:: WHAT YOU WILL DO ::
I need the lines from the one containing "Convert this screenshot" through the last line of the entries retyped exactly, with no pictures among them.
___ INPUT DATA ___
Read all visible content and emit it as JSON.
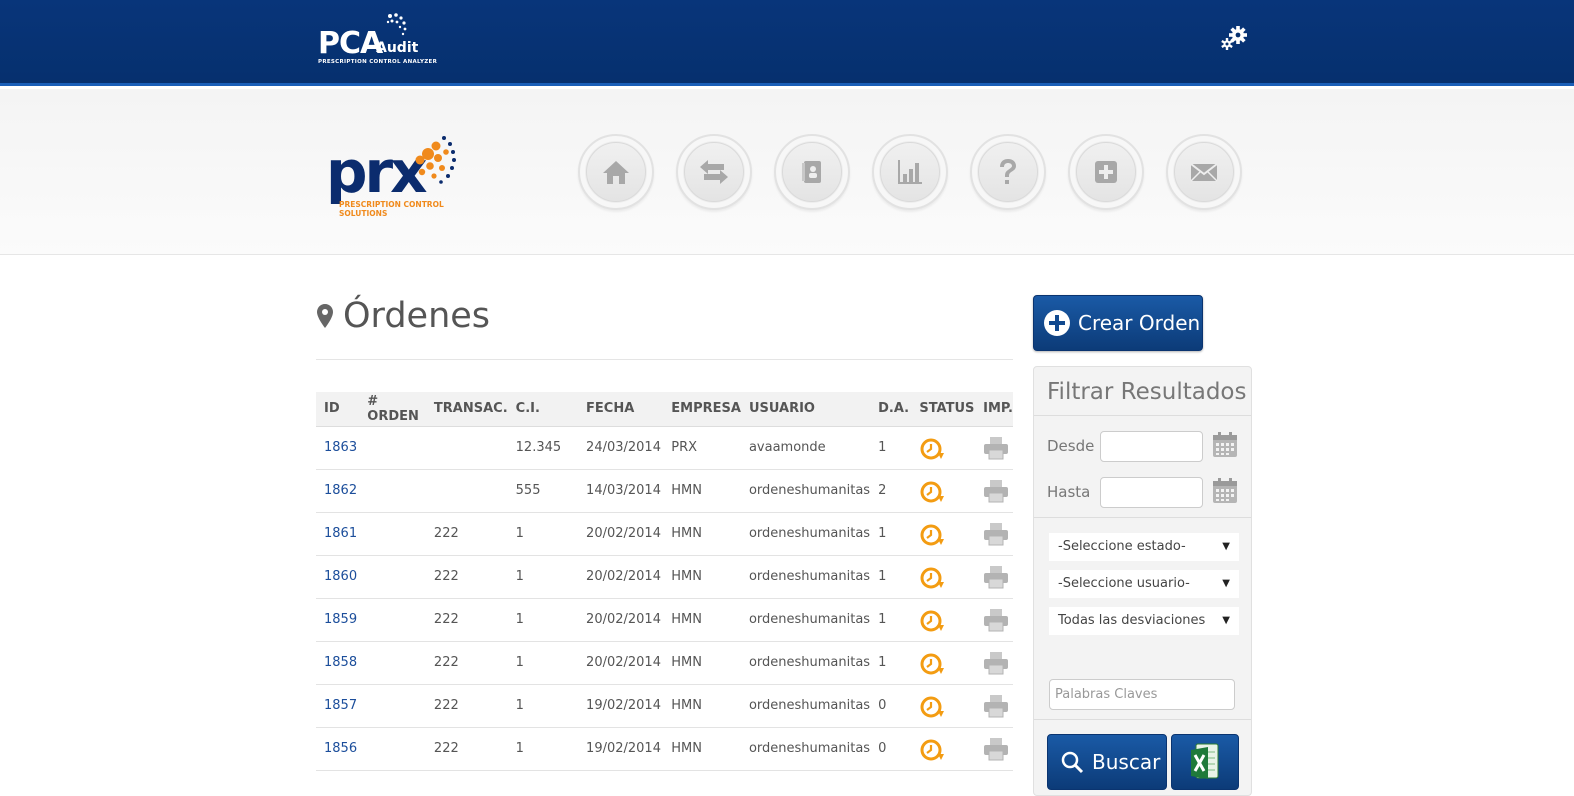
{
  "header": {
    "brand_main": "PCA",
    "brand_suffix": "Audit",
    "brand_tagline": "PRESCRIPTION CONTROL ANALYZER",
    "settings_icon": "gears-icon"
  },
  "company_logo": {
    "name": "prx",
    "tagline_1": "PRESCRIPTION CONTROL",
    "tagline_2": "SOLUTIONS"
  },
  "nav": [
    {
      "icon": "home-icon"
    },
    {
      "icon": "transfer-arrows-icon"
    },
    {
      "icon": "contacts-book-icon"
    },
    {
      "icon": "bar-chart-icon"
    },
    {
      "icon": "question-icon"
    },
    {
      "icon": "medical-cross-icon"
    },
    {
      "icon": "envelope-icon"
    }
  ],
  "page": {
    "title": "Órdenes",
    "title_icon": "map-marker-icon"
  },
  "table": {
    "columns": [
      "ID",
      "# ORDEN",
      "TRANSAC.",
      "C.I.",
      "FECHA",
      "EMPRESA",
      "USUARIO",
      "D.A.",
      "STATUS",
      "IMP."
    ],
    "rows": [
      {
        "id": "1863",
        "orden": "",
        "transac": "",
        "ci": "12.345",
        "fecha": "24/03/2014",
        "empresa": "PRX",
        "usuario": "avaamonde",
        "da": "1"
      },
      {
        "id": "1862",
        "orden": "",
        "transac": "",
        "ci": "555",
        "fecha": "14/03/2014",
        "empresa": "HMN",
        "usuario": "ordeneshumanitas",
        "da": "2"
      },
      {
        "id": "1861",
        "orden": "",
        "transac": "222",
        "ci": "1",
        "fecha": "20/02/2014",
        "empresa": "HMN",
        "usuario": "ordeneshumanitas",
        "da": "1"
      },
      {
        "id": "1860",
        "orden": "",
        "transac": "222",
        "ci": "1",
        "fecha": "20/02/2014",
        "empresa": "HMN",
        "usuario": "ordeneshumanitas",
        "da": "1"
      },
      {
        "id": "1859",
        "orden": "",
        "transac": "222",
        "ci": "1",
        "fecha": "20/02/2014",
        "empresa": "HMN",
        "usuario": "ordeneshumanitas",
        "da": "1"
      },
      {
        "id": "1858",
        "orden": "",
        "transac": "222",
        "ci": "1",
        "fecha": "20/02/2014",
        "empresa": "HMN",
        "usuario": "ordeneshumanitas",
        "da": "1"
      },
      {
        "id": "1857",
        "orden": "",
        "transac": "222",
        "ci": "1",
        "fecha": "19/02/2014",
        "empresa": "HMN",
        "usuario": "ordeneshumanitas",
        "da": "0"
      },
      {
        "id": "1856",
        "orden": "",
        "transac": "222",
        "ci": "1",
        "fecha": "19/02/2014",
        "empresa": "HMN",
        "usuario": "ordeneshumanitas",
        "da": "0"
      }
    ],
    "status_icon": "clock-refresh-icon",
    "print_icon": "printer-icon"
  },
  "actions": {
    "crear_orden": "Crear Orden"
  },
  "filter": {
    "title": "Filtrar Resultados",
    "desde_label": "Desde",
    "hasta_label": "Hasta",
    "desde_value": "",
    "hasta_value": "",
    "estado_selected": "-Seleccione estado-",
    "usuario_selected": "-Seleccione usuario-",
    "desviaciones_selected": "Todas las desviaciones",
    "keywords_placeholder": "Palabras Claves",
    "buscar_label": "Buscar",
    "excel_icon": "excel-export-icon"
  },
  "colors": {
    "header_bg": "#06306e",
    "accent_blue": "#0c3b78",
    "link_blue": "#1c4e9b",
    "status_orange": "#f39c12"
  }
}
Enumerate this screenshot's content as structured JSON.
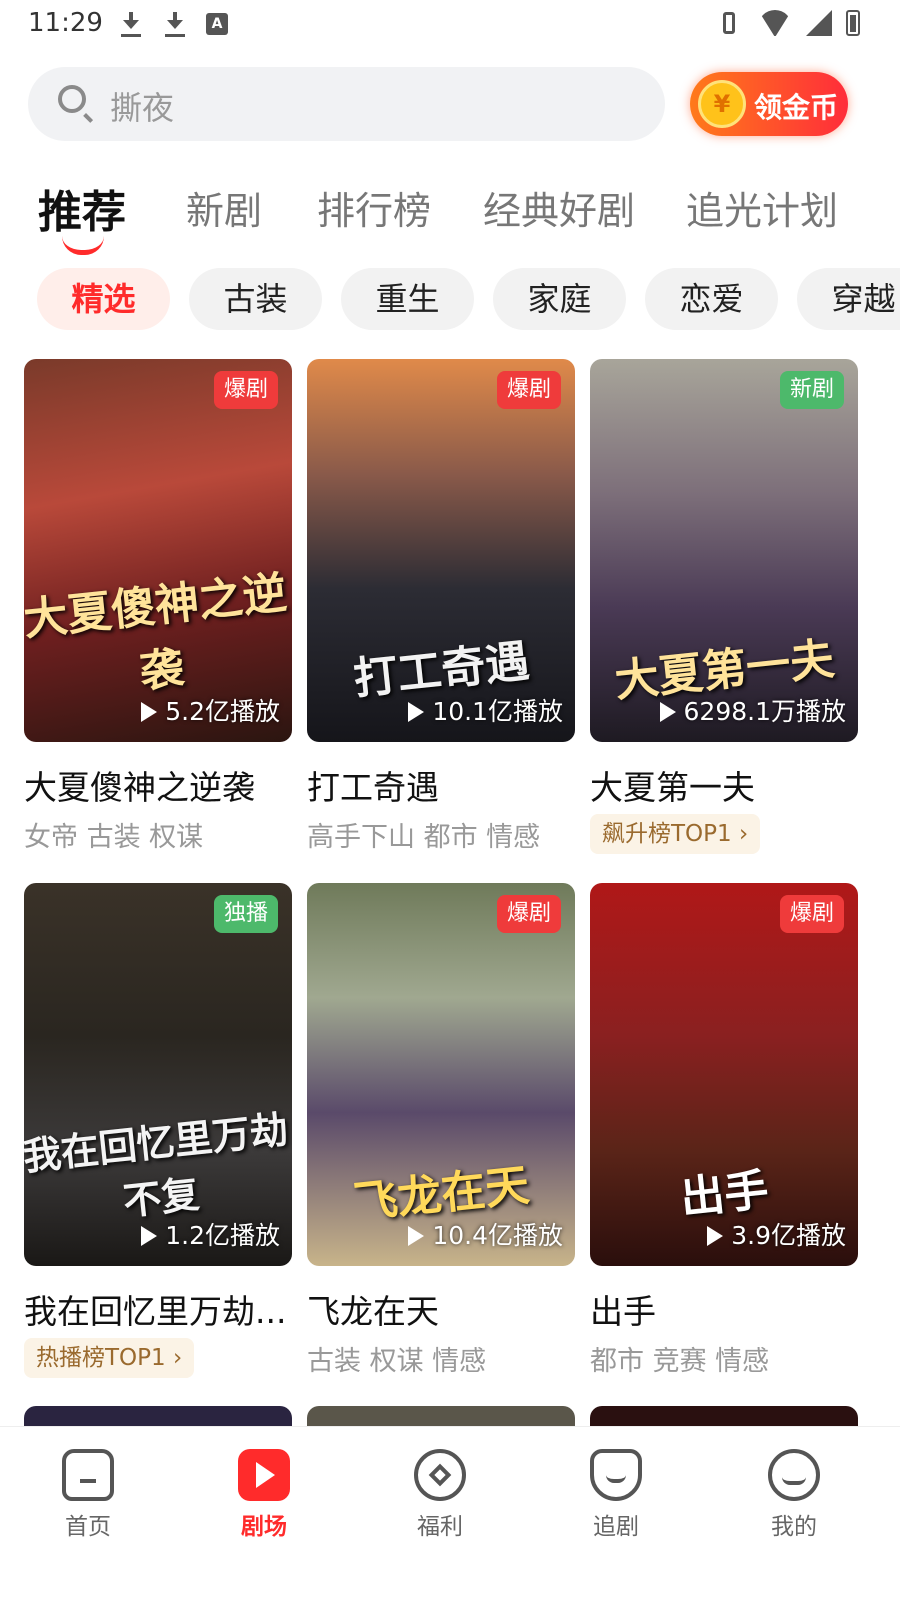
{
  "status_bar": {
    "time": "11:29",
    "left_icons": [
      "download-icon",
      "download-icon",
      "font-a-icon"
    ],
    "right_icons": [
      "vibrate-icon",
      "wifi-icon",
      "signal-icon",
      "battery-icon"
    ]
  },
  "search": {
    "placeholder": "撕夜",
    "coin_button_label": "领金币",
    "coin_symbol": "¥"
  },
  "tabs": [
    "推荐",
    "新剧",
    "排行榜",
    "经典好剧",
    "追光计划"
  ],
  "active_tab": "推荐",
  "chips": [
    "精选",
    "古装",
    "重生",
    "家庭",
    "恋爱",
    "穿越"
  ],
  "active_chip": "精选",
  "dramas": [
    {
      "title": "大夏傻神之逆袭",
      "poster_title": "大夏傻神之逆袭",
      "badge": "爆剧",
      "badge_color": "#ef3b3b",
      "plays": "5.2亿播放",
      "tags": "女帝 古装 权谋",
      "rank": ""
    },
    {
      "title": "打工奇遇",
      "poster_title": "打工奇遇",
      "badge": "爆剧",
      "badge_color": "#ef3b3b",
      "plays": "10.1亿播放",
      "tags": "高手下山 都市 情感",
      "rank": ""
    },
    {
      "title": "大夏第一夫",
      "poster_title": "大夏第一夫",
      "badge": "新剧",
      "badge_color": "#4db96b",
      "plays": "6298.1万播放",
      "tags": "",
      "rank": "飙升榜TOP1 ›"
    },
    {
      "title": "我在回忆里万劫...",
      "poster_title": "我在回忆里万劫不复",
      "badge": "独播",
      "badge_color": "#4db96b",
      "plays": "1.2亿播放",
      "tags": "",
      "rank": "热播榜TOP1 ›"
    },
    {
      "title": "飞龙在天",
      "poster_title": "飞龙在天",
      "badge": "爆剧",
      "badge_color": "#ef3b3b",
      "plays": "10.4亿播放",
      "tags": "古装 权谋 情感",
      "rank": ""
    },
    {
      "title": "出手",
      "poster_title": "出手",
      "badge": "爆剧",
      "badge_color": "#ef3b3b",
      "plays": "3.9亿播放",
      "tags": "都市 竞赛 情感",
      "rank": ""
    }
  ],
  "bottom_nav": [
    {
      "label": "首页",
      "icon": "home-icon"
    },
    {
      "label": "剧场",
      "icon": "theater-icon"
    },
    {
      "label": "福利",
      "icon": "welfare-icon"
    },
    {
      "label": "追剧",
      "icon": "follow-icon"
    },
    {
      "label": "我的",
      "icon": "profile-icon"
    }
  ],
  "active_nav": "剧场",
  "colors": {
    "accent": "#ff2b2b",
    "coin_gradient_start": "#ff7a1a",
    "coin_gradient_end": "#ff2d3a",
    "rank_text": "#9a6a2e"
  }
}
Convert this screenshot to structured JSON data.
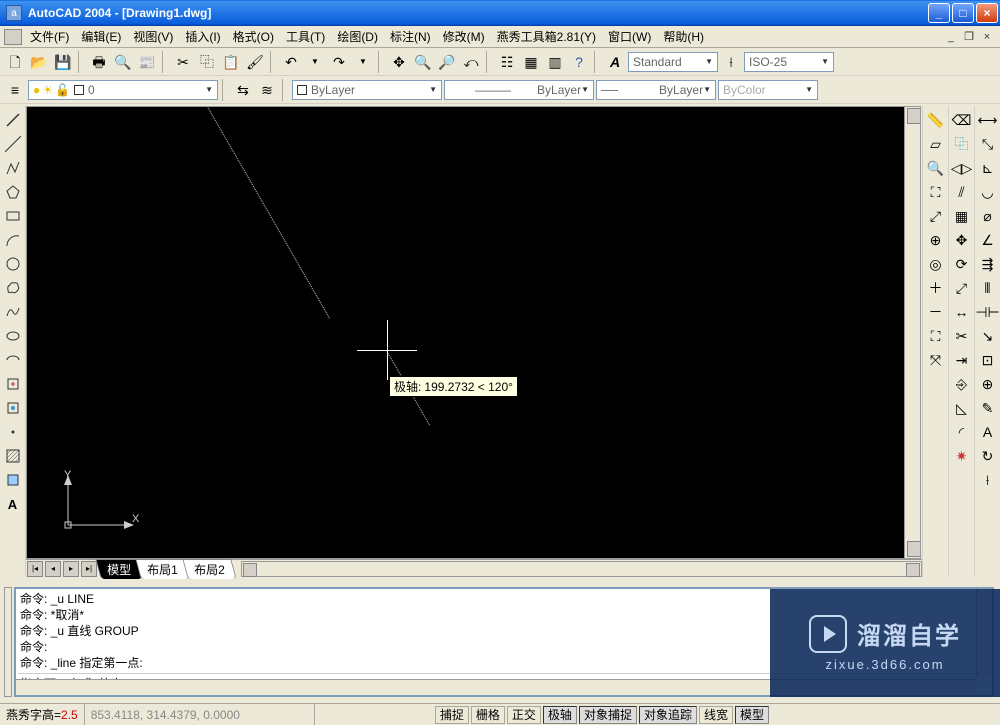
{
  "title": "AutoCAD 2004 - [Drawing1.dwg]",
  "menus": {
    "file": "文件(F)",
    "edit": "编辑(E)",
    "view": "视图(V)",
    "insert": "插入(I)",
    "format": "格式(O)",
    "tools": "工具(T)",
    "draw": "绘图(D)",
    "dimension": "标注(N)",
    "modify": "修改(M)",
    "yanxiu": "燕秀工具箱2.81(Y)",
    "window": "窗口(W)",
    "help": "帮助(H)"
  },
  "styles": {
    "text_style": "Standard",
    "dim_style": "ISO-25"
  },
  "layer": {
    "current": "0",
    "linetype": "ByLayer",
    "lineweight": "ByLayer",
    "plotstyle": "ByLayer",
    "color": "ByColor"
  },
  "tooltip": {
    "label": "极轴:",
    "value": "199.2732 < 120°"
  },
  "ucs": {
    "x": "X",
    "y": "Y"
  },
  "tabs": {
    "model": "模型",
    "layout1": "布局1",
    "layout2": "布局2"
  },
  "cmd": {
    "l1": "命令:  _u LINE",
    "l2": "命令: *取消*",
    "l3": "命令:  _u 直线  GROUP",
    "l4": "命令:",
    "l5": "命令: _line 指定第一点:",
    "prompt": "指定下一点或 [放弃(U)]:"
  },
  "status": {
    "fontheight_label": "燕秀字高=",
    "fontheight_val": "2.5",
    "coords": "853.4118,  314.4379, 0.0000",
    "snap": "捕捉",
    "grid": "栅格",
    "ortho": "正交",
    "polar": "极轴",
    "osnap": "对象捕捉",
    "otrack": "对象追踪",
    "lwt": "线宽",
    "model": "模型"
  },
  "watermark": {
    "brand": "溜溜自学",
    "url": "zixue.3d66.com"
  }
}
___
:: RESPONSE AREA ::
Convert this screenshot to structured JSON data.
{
  "title": "AutoCAD 2004 - [Drawing1.dwg]",
  "menus": {
    "file": "文件(F)",
    "edit": "编辑(E)",
    "view": "视图(V)",
    "insert": "插入(I)",
    "format": "格式(O)",
    "tools": "工具(T)",
    "draw": "绘图(D)",
    "dimension": "标注(N)",
    "modify": "修改(M)",
    "yanxiu": "燕秀工具箱2.81(Y)",
    "window": "窗口(W)",
    "help": "帮助(H)"
  },
  "styles": {
    "text_style": "Standard",
    "dim_style": "ISO-25"
  },
  "layer": {
    "current": "0",
    "linetype": "ByLayer",
    "lineweight": "ByLayer",
    "plotstyle": "ByLayer",
    "color": "ByColor"
  },
  "tooltip": {
    "label": "极轴:",
    "value": "199.2732 < 120°"
  },
  "ucs": {
    "x": "X",
    "y": "Y"
  },
  "tabs": {
    "model": "模型",
    "layout1": "布局1",
    "layout2": "布局2"
  },
  "cmd": {
    "l1": "命令:  _u LINE",
    "l2": "命令: *取消*",
    "l3": "命令:  _u 直线  GROUP",
    "l4": "命令:",
    "l5": "命令: _line 指定第一点:",
    "prompt": "指定下一点或 [放弃(U)]:"
  },
  "status": {
    "fontheight_label": "燕秀字高=",
    "fontheight_val": "2.5",
    "coords": "853.4118,  314.4379, 0.0000",
    "snap": "捕捉",
    "grid": "栅格",
    "ortho": "正交",
    "polar": "极轴",
    "osnap": "对象捕捉",
    "otrack": "对象追踪",
    "lwt": "线宽",
    "model": "模型"
  },
  "watermark": {
    "brand": "溜溜自学",
    "url": "zixue.3d66.com"
  }
}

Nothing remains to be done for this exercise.